'''

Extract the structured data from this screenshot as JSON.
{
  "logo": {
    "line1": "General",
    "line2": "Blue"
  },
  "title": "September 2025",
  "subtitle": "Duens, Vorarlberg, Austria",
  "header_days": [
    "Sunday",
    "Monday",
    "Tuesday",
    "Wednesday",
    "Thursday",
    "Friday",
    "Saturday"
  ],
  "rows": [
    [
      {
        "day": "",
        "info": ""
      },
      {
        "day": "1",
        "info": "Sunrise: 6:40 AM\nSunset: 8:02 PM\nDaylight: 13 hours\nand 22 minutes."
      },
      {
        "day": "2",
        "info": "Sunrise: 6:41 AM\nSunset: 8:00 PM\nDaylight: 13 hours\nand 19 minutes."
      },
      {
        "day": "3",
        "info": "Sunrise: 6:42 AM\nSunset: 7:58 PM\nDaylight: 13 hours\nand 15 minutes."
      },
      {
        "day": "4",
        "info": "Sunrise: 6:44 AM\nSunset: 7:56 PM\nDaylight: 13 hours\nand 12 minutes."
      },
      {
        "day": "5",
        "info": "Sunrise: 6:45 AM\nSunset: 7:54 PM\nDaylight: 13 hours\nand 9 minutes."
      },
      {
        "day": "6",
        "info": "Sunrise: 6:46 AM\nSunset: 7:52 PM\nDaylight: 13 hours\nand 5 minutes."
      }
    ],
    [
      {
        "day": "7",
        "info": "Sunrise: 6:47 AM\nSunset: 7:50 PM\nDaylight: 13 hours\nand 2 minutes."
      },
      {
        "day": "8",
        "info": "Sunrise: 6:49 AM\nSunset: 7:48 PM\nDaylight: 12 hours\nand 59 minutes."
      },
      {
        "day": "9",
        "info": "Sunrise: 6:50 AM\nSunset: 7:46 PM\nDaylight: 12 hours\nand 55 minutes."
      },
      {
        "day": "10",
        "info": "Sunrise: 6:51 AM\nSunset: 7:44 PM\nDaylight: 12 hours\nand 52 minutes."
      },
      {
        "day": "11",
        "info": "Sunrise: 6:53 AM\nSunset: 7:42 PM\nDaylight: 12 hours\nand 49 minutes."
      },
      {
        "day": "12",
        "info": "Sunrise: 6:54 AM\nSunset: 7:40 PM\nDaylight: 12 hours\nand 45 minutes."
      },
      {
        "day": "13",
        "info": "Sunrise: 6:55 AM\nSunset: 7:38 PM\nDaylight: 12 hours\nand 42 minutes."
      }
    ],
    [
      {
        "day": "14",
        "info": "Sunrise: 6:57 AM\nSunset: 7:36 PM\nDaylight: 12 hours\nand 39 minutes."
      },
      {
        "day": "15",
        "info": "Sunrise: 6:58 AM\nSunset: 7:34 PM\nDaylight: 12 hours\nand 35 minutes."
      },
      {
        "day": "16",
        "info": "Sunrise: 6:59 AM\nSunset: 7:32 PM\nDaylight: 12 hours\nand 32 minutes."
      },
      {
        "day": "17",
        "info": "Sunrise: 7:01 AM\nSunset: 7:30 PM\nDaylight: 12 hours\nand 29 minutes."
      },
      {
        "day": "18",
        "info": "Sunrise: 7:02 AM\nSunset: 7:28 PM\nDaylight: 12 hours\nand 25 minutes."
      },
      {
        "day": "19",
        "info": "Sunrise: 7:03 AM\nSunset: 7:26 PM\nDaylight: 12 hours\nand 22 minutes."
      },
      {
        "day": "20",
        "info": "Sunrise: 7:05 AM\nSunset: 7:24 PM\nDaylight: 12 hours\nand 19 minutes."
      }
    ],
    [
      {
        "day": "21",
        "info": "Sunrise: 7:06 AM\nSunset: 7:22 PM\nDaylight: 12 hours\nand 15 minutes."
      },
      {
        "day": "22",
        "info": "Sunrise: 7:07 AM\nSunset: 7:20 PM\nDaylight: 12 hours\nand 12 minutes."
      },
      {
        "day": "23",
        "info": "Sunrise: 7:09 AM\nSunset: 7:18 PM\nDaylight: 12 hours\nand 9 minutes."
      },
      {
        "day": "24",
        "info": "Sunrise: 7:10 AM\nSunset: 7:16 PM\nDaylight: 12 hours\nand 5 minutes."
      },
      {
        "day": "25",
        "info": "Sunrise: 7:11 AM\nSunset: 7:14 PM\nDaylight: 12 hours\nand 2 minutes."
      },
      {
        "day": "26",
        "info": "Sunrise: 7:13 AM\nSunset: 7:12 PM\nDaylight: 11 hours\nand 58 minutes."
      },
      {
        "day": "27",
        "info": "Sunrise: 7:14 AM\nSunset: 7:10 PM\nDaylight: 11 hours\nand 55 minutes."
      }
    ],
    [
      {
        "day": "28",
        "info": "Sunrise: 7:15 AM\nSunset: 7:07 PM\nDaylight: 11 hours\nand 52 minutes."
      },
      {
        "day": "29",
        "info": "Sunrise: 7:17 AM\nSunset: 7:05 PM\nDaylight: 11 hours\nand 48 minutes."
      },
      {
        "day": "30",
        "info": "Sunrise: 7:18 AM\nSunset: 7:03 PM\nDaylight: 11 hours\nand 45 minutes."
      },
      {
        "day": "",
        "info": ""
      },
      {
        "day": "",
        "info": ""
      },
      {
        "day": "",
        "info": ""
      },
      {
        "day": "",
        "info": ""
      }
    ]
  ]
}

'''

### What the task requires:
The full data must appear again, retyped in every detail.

### Your response:
Extract the structured data from this screenshot as JSON.
{
  "logo": {
    "line1": "General",
    "line2": "Blue"
  },
  "title": "September 2025",
  "subtitle": "Duens, Vorarlberg, Austria",
  "header_days": [
    "Sunday",
    "Monday",
    "Tuesday",
    "Wednesday",
    "Thursday",
    "Friday",
    "Saturday"
  ],
  "rows": [
    [
      {
        "day": "",
        "info": ""
      },
      {
        "day": "1",
        "info": "Sunrise: 6:40 AM\nSunset: 8:02 PM\nDaylight: 13 hours\nand 22 minutes."
      },
      {
        "day": "2",
        "info": "Sunrise: 6:41 AM\nSunset: 8:00 PM\nDaylight: 13 hours\nand 19 minutes."
      },
      {
        "day": "3",
        "info": "Sunrise: 6:42 AM\nSunset: 7:58 PM\nDaylight: 13 hours\nand 15 minutes."
      },
      {
        "day": "4",
        "info": "Sunrise: 6:44 AM\nSunset: 7:56 PM\nDaylight: 13 hours\nand 12 minutes."
      },
      {
        "day": "5",
        "info": "Sunrise: 6:45 AM\nSunset: 7:54 PM\nDaylight: 13 hours\nand 9 minutes."
      },
      {
        "day": "6",
        "info": "Sunrise: 6:46 AM\nSunset: 7:52 PM\nDaylight: 13 hours\nand 5 minutes."
      }
    ],
    [
      {
        "day": "7",
        "info": "Sunrise: 6:47 AM\nSunset: 7:50 PM\nDaylight: 13 hours\nand 2 minutes."
      },
      {
        "day": "8",
        "info": "Sunrise: 6:49 AM\nSunset: 7:48 PM\nDaylight: 12 hours\nand 59 minutes."
      },
      {
        "day": "9",
        "info": "Sunrise: 6:50 AM\nSunset: 7:46 PM\nDaylight: 12 hours\nand 55 minutes."
      },
      {
        "day": "10",
        "info": "Sunrise: 6:51 AM\nSunset: 7:44 PM\nDaylight: 12 hours\nand 52 minutes."
      },
      {
        "day": "11",
        "info": "Sunrise: 6:53 AM\nSunset: 7:42 PM\nDaylight: 12 hours\nand 49 minutes."
      },
      {
        "day": "12",
        "info": "Sunrise: 6:54 AM\nSunset: 7:40 PM\nDaylight: 12 hours\nand 45 minutes."
      },
      {
        "day": "13",
        "info": "Sunrise: 6:55 AM\nSunset: 7:38 PM\nDaylight: 12 hours\nand 42 minutes."
      }
    ],
    [
      {
        "day": "14",
        "info": "Sunrise: 6:57 AM\nSunset: 7:36 PM\nDaylight: 12 hours\nand 39 minutes."
      },
      {
        "day": "15",
        "info": "Sunrise: 6:58 AM\nSunset: 7:34 PM\nDaylight: 12 hours\nand 35 minutes."
      },
      {
        "day": "16",
        "info": "Sunrise: 6:59 AM\nSunset: 7:32 PM\nDaylight: 12 hours\nand 32 minutes."
      },
      {
        "day": "17",
        "info": "Sunrise: 7:01 AM\nSunset: 7:30 PM\nDaylight: 12 hours\nand 29 minutes."
      },
      {
        "day": "18",
        "info": "Sunrise: 7:02 AM\nSunset: 7:28 PM\nDaylight: 12 hours\nand 25 minutes."
      },
      {
        "day": "19",
        "info": "Sunrise: 7:03 AM\nSunset: 7:26 PM\nDaylight: 12 hours\nand 22 minutes."
      },
      {
        "day": "20",
        "info": "Sunrise: 7:05 AM\nSunset: 7:24 PM\nDaylight: 12 hours\nand 19 minutes."
      }
    ],
    [
      {
        "day": "21",
        "info": "Sunrise: 7:06 AM\nSunset: 7:22 PM\nDaylight: 12 hours\nand 15 minutes."
      },
      {
        "day": "22",
        "info": "Sunrise: 7:07 AM\nSunset: 7:20 PM\nDaylight: 12 hours\nand 12 minutes."
      },
      {
        "day": "23",
        "info": "Sunrise: 7:09 AM\nSunset: 7:18 PM\nDaylight: 12 hours\nand 9 minutes."
      },
      {
        "day": "24",
        "info": "Sunrise: 7:10 AM\nSunset: 7:16 PM\nDaylight: 12 hours\nand 5 minutes."
      },
      {
        "day": "25",
        "info": "Sunrise: 7:11 AM\nSunset: 7:14 PM\nDaylight: 12 hours\nand 2 minutes."
      },
      {
        "day": "26",
        "info": "Sunrise: 7:13 AM\nSunset: 7:12 PM\nDaylight: 11 hours\nand 58 minutes."
      },
      {
        "day": "27",
        "info": "Sunrise: 7:14 AM\nSunset: 7:10 PM\nDaylight: 11 hours\nand 55 minutes."
      }
    ],
    [
      {
        "day": "28",
        "info": "Sunrise: 7:15 AM\nSunset: 7:07 PM\nDaylight: 11 hours\nand 52 minutes."
      },
      {
        "day": "29",
        "info": "Sunrise: 7:17 AM\nSunset: 7:05 PM\nDaylight: 11 hours\nand 48 minutes."
      },
      {
        "day": "30",
        "info": "Sunrise: 7:18 AM\nSunset: 7:03 PM\nDaylight: 11 hours\nand 45 minutes."
      },
      {
        "day": "",
        "info": ""
      },
      {
        "day": "",
        "info": ""
      },
      {
        "day": "",
        "info": ""
      },
      {
        "day": "",
        "info": ""
      }
    ]
  ]
}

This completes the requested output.